First, God requires that people care. It is pretty easy to wander through our days checking off our to do lists and you can imagine that life of wandering around a desert, collecting food, finding shelter, creating a society was work enough. At the end of the day, everyone wanted to put their feet up in their tents by a lovely fire and call it a day. But God called on them to do more. God called on the Israelites to do their daily work but also to be part of the community – of the system of justice, of the building of the tabernacle, of the creation of a priesthood. Today we call those “extracurricular activities” and they have been hard to do in these times of Covid.

Second God asks that people engage and invest – material investment and investment of skills and craftsmanship. In the building of the tabernacle God asks the Israelites to contribute the needed materials and the people come forward – with jewelry, with linens and skins and spices and oils. Exodus 35 says “let every wise hearted person among you come and make all that God has commanded. And they came. Everyone whose heart stirred him up, and every one whom his spirit made him willing”. And this is the next step in our blueprint. We each have to look inside of ourselves and consider – what can we invest. What special items and skills – is it a carbon neutral car, biking instead of riding? Is it our eloquence at delivering speeches or our networks of people who we can compel to make choices that enhance and benefit our earth?

Lastly God asks people to have vision and hope. What is right now will not always be. There wasn’t always a hole in the ozone layer. There weren’t always melting ice caps. There used to be more than 1 white rhinoceros. What we have done we can undo. The society and the tabernacle that the Israelites created in the book of Exodus was created so that it could be portable and so that no matter the conditions, it could be changed or moved – continuing to evolve as they moved toward the promised land. And we too need to have vision and hope.
For the Israelites that looked like arriving in the promised land. For us, it means envisioning a world of trees growing where the ground is currently bare. It’s a vision of skating again on icy canals. It’s a vision of vanishing wildlife repopulating. It’s a vision of an earth replenished, a world that can renew together.

The blueprint that our Torah portion gives us, when we really boil it to it’s core is simple. Individually and as a community we must care. We must engage and invest our unique skills. And we must have vision and hope. “You are not obligated to finish the work” – it is bigger than any one of us. “But neither are you free to desist from it” – without each person moving, we all stand still.

Adonai, we have so much work ahead of us to restore and renew the bounty of the earth that we all call home. Let us each find the care and compassion for each other and for our planet, let us each reflect and discover the resources and talents that we have and use them to have true impact. Let us always remember that there is beauty and hope and resilience in nature that is beyond compare. And let us hold the earth in our minds and hearts as we follow your blueprint together toward our own promised land – an earth renewed.

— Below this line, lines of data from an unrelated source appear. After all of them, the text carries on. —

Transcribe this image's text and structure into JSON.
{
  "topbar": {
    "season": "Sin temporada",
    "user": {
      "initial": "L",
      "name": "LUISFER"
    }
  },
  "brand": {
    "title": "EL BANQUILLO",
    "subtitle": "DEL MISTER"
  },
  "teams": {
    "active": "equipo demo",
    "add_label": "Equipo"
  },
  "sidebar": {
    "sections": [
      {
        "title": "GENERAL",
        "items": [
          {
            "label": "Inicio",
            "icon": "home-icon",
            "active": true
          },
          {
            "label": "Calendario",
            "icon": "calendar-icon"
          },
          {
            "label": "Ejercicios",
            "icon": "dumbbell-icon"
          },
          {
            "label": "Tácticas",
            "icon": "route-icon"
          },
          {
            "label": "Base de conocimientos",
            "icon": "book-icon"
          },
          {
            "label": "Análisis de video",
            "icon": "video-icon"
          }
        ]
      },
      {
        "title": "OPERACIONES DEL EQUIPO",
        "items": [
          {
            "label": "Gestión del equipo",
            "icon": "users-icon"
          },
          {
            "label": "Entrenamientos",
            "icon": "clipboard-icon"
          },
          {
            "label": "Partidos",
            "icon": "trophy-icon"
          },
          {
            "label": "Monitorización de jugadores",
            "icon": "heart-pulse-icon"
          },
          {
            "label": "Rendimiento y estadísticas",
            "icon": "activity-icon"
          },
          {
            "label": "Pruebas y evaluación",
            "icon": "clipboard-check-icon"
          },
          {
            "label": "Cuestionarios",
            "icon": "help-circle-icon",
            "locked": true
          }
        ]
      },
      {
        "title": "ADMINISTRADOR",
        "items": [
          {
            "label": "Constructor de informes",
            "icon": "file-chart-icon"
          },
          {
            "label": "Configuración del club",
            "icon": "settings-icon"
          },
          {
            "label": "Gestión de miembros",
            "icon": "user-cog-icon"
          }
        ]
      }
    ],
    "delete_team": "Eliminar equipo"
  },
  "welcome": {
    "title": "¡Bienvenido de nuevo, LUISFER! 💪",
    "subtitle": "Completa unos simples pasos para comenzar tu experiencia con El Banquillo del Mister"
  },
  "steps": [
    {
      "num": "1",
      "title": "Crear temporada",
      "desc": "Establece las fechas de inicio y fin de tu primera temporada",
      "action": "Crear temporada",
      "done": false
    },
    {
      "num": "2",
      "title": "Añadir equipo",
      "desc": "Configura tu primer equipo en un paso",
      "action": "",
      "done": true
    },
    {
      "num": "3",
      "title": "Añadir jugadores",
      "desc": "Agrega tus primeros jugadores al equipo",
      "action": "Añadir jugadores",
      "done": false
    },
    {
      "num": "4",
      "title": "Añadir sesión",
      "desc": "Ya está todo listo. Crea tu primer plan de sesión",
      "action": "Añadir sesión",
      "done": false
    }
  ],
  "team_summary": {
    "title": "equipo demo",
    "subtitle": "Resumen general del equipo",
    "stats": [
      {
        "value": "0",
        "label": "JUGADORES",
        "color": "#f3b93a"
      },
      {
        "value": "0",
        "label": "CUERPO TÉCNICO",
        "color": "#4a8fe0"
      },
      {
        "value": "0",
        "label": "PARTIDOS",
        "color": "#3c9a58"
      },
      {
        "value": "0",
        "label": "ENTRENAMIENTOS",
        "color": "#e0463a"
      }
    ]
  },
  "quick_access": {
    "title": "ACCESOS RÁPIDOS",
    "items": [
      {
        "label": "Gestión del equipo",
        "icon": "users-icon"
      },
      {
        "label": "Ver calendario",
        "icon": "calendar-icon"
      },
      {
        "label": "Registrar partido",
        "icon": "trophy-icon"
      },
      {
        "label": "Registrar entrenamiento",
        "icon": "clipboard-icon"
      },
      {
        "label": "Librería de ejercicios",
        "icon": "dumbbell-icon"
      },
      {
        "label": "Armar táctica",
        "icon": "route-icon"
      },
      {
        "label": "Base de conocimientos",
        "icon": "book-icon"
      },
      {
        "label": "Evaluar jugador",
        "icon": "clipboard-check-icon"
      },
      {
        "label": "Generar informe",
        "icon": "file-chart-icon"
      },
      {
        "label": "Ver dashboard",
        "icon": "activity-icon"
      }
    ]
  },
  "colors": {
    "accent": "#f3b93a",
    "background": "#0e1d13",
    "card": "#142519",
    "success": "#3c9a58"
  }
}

Kein Y’Hi Ratzon, May This Be God’s Will

Quote from Pirkei Avot 2:21